**Activity:** Output every line of the data exactly as it appears.

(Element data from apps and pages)
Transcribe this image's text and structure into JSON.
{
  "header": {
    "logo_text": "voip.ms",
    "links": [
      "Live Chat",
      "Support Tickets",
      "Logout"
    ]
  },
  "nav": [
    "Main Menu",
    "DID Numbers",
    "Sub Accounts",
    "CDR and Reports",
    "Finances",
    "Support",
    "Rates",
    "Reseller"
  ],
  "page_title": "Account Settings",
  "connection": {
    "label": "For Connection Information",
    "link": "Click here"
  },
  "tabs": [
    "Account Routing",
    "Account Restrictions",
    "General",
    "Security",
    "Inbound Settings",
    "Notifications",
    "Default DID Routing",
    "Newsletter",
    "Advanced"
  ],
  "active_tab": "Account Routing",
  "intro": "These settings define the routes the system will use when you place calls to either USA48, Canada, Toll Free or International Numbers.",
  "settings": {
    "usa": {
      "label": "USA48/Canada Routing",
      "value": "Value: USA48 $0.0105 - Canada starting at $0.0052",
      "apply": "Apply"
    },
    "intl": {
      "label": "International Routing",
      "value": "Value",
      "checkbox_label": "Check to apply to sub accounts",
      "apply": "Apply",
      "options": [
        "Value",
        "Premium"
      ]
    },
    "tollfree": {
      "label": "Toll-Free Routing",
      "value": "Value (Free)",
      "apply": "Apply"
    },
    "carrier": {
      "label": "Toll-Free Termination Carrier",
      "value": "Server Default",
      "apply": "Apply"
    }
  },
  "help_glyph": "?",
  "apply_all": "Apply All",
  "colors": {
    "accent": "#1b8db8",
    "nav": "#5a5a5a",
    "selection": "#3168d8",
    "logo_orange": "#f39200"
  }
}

**Your solution:**
Transcribe this image's text and structure into JSON.
{
  "header": {
    "logo_text": "voip.ms",
    "links": [
      "Live Chat",
      "Support Tickets",
      "Logout"
    ]
  },
  "nav": [
    "Main Menu",
    "DID Numbers",
    "Sub Accounts",
    "CDR and Reports",
    "Finances",
    "Support",
    "Rates",
    "Reseller"
  ],
  "page_title": "Account Settings",
  "connection": {
    "label": "For Connection Information",
    "link": "Click here"
  },
  "tabs": [
    "Account Routing",
    "Account Restrictions",
    "General",
    "Security",
    "Inbound Settings",
    "Notifications",
    "Default DID Routing",
    "Newsletter",
    "Advanced"
  ],
  "active_tab": "Account Routing",
  "intro": "These settings define the routes the system will use when you place calls to either USA48, Canada, Toll Free or International Numbers.",
  "settings": {
    "usa": {
      "label": "USA48/Canada Routing",
      "value": "Value: USA48 $0.0105 - Canada starting at $0.0052",
      "apply": "Apply"
    },
    "intl": {
      "label": "International Routing",
      "value": "Value",
      "checkbox_label": "Check to apply to sub accounts",
      "apply": "Apply",
      "options": [
        "Value",
        "Premium"
      ]
    },
    "tollfree": {
      "label": "Toll-Free Routing",
      "value": "Value (Free)",
      "apply": "Apply"
    },
    "carrier": {
      "label": "Toll-Free Termination Carrier",
      "value": "Server Default",
      "apply": "Apply"
    }
  },
  "help_glyph": "?",
  "apply_all": "Apply All",
  "colors": {
    "accent": "#1b8db8",
    "nav": "#5a5a5a",
    "selection": "#3168d8",
    "logo_orange": "#f39200"
  }
}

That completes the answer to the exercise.